*** Opening of INPUT ***

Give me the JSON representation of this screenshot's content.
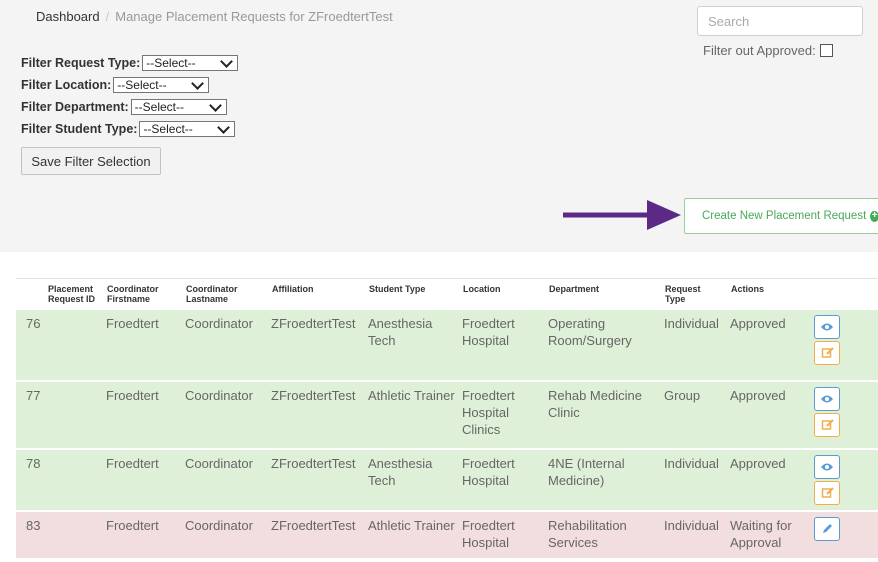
{
  "breadcrumb": {
    "home": "Dashboard",
    "current": "Manage Placement Requests for ZFroedtertTest"
  },
  "search": {
    "placeholder": "Search"
  },
  "filter_approved": {
    "label": "Filter out Approved:",
    "checked": false
  },
  "filters": [
    {
      "label": "Filter Request Type:",
      "value": "--Select--"
    },
    {
      "label": "Filter Location:",
      "value": "--Select--"
    },
    {
      "label": "Filter Department:",
      "value": "--Select--"
    },
    {
      "label": "Filter Student Type:",
      "value": "--Select--"
    }
  ],
  "save_filter_label": "Save Filter Selection",
  "create_button_label": "Create New Placement Request",
  "table": {
    "headers": {
      "id": "Placement Request ID",
      "first": "Coordinator Firstname",
      "last": "Coordinator Lastname",
      "affiliation": "Affiliation",
      "student_type": "Student Type",
      "location": "Location",
      "department": "Department",
      "request_type": "Request Type",
      "actions": "Actions"
    },
    "rows": [
      {
        "id": "76",
        "first": "Froedtert",
        "last": "Coordinator",
        "affiliation": "ZFroedtertTest",
        "student_type": "Anesthesia Tech",
        "location": "Froedtert Hospital",
        "department": "Operating Room/Surgery",
        "request_type": "Individual",
        "status": "Approved"
      },
      {
        "id": "77",
        "first": "Froedtert",
        "last": "Coordinator",
        "affiliation": "ZFroedtertTest",
        "student_type": "Athletic Trainer",
        "location": "Froedtert Hospital Clinics",
        "department": "Rehab Medicine Clinic",
        "request_type": "Group",
        "status": "Approved"
      },
      {
        "id": "78",
        "first": "Froedtert",
        "last": "Coordinator",
        "affiliation": "ZFroedtertTest",
        "student_type": "Anesthesia Tech",
        "location": "Froedtert Hospital",
        "department": "4NE (Internal Medicine)",
        "request_type": "Individual",
        "status": "Approved"
      },
      {
        "id": "83",
        "first": "Froedtert",
        "last": "Coordinator",
        "affiliation": "ZFroedtertTest",
        "student_type": "Athletic Trainer",
        "location": "Froedtert Hospital",
        "department": "Rehabilitation Services",
        "request_type": "Individual",
        "status": "Waiting for Approval"
      }
    ]
  },
  "colors": {
    "approved_row": "#dff0d8",
    "waiting_row": "#f2dede",
    "create_button": "#49a85a",
    "annotation_arrow": "#5b2a86",
    "view_button": "#5b9bd5",
    "edit_button": "#f0ad4e"
  },
  "icons": [
    "chevron-down-icon",
    "plus-circle-icon",
    "eye-icon",
    "edit-icon",
    "pencil-icon",
    "arrow-right-icon"
  ]
}
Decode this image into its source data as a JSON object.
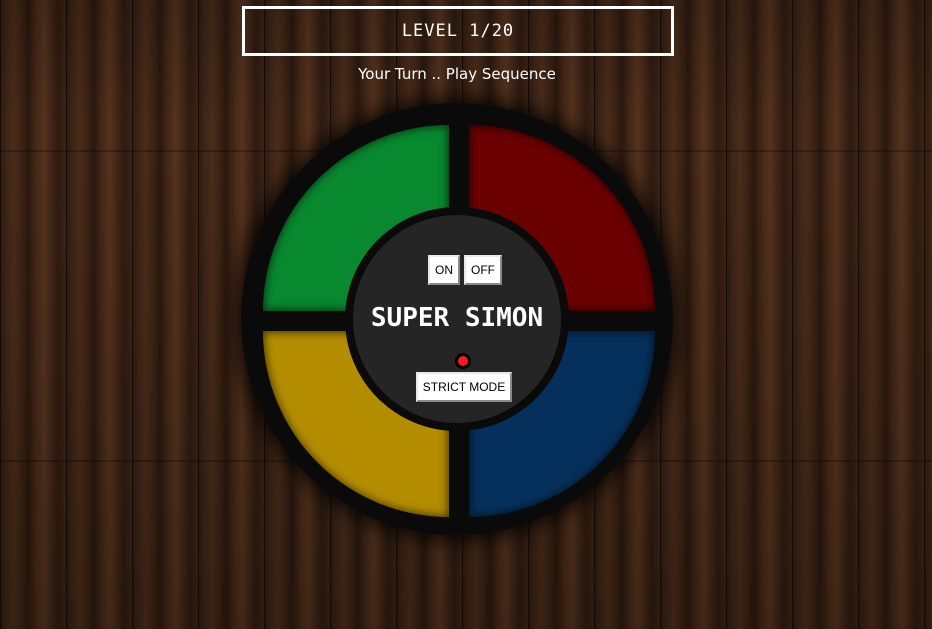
{
  "header": {
    "level_label": "LEVEL 1/20",
    "status": "Your Turn .. Play Sequence"
  },
  "game": {
    "title": "SUPER SIMON",
    "on_label": "ON",
    "off_label": "OFF",
    "strict_label": "STRICT MODE",
    "strict_indicator_on": true
  },
  "colors": {
    "green": "#08882f",
    "red": "#6b0000",
    "yellow": "#b38c00",
    "blue": "#06305c",
    "strict_led": "#ff1a1a"
  }
}
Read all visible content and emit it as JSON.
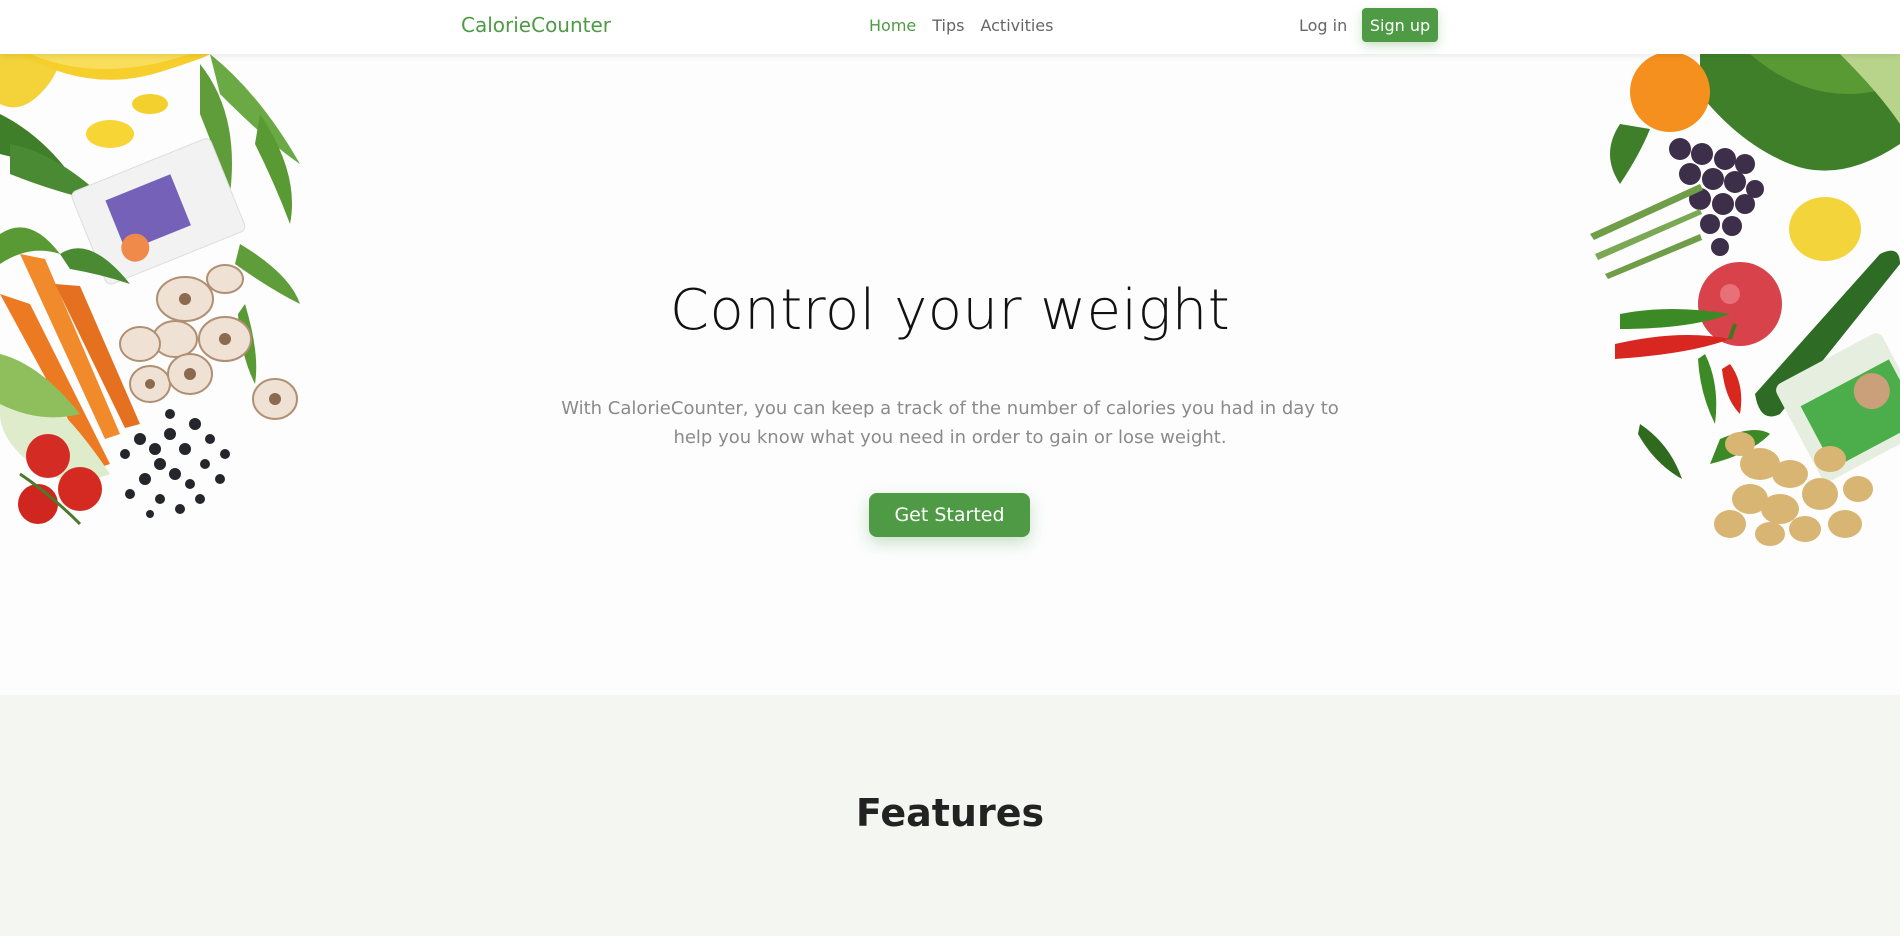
{
  "nav": {
    "brand": "CalorieCounter",
    "links": [
      {
        "label": "Home",
        "active": true
      },
      {
        "label": "Tips",
        "active": false
      },
      {
        "label": "Activities",
        "active": false
      }
    ],
    "login_label": "Log in",
    "signup_label": "Sign up"
  },
  "hero": {
    "title": "Control your weight",
    "description": "With CalorieCounter, you can keep a track of the number of calories you had in day to help you know what you need in order to gain or lose weight.",
    "cta_label": "Get Started"
  },
  "features": {
    "title": "Features"
  },
  "colors": {
    "accent": "#4e9a45",
    "features_bg": "#f4f6f1"
  }
}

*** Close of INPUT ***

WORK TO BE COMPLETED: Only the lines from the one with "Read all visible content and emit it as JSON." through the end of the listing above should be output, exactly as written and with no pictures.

OUTPUT FOR THIS TASK:
Read all visible content and emit it as JSON.
{
  "nav": {
    "brand": "CalorieCounter",
    "links": [
      {
        "label": "Home",
        "active": true
      },
      {
        "label": "Tips",
        "active": false
      },
      {
        "label": "Activities",
        "active": false
      }
    ],
    "login_label": "Log in",
    "signup_label": "Sign up"
  },
  "hero": {
    "title": "Control your weight",
    "description": "With CalorieCounter, you can keep a track of the number of calories you had in day to help you know what you need in order to gain or lose weight.",
    "cta_label": "Get Started"
  },
  "features": {
    "title": "Features"
  },
  "colors": {
    "accent": "#4e9a45",
    "features_bg": "#f4f6f1"
  }
}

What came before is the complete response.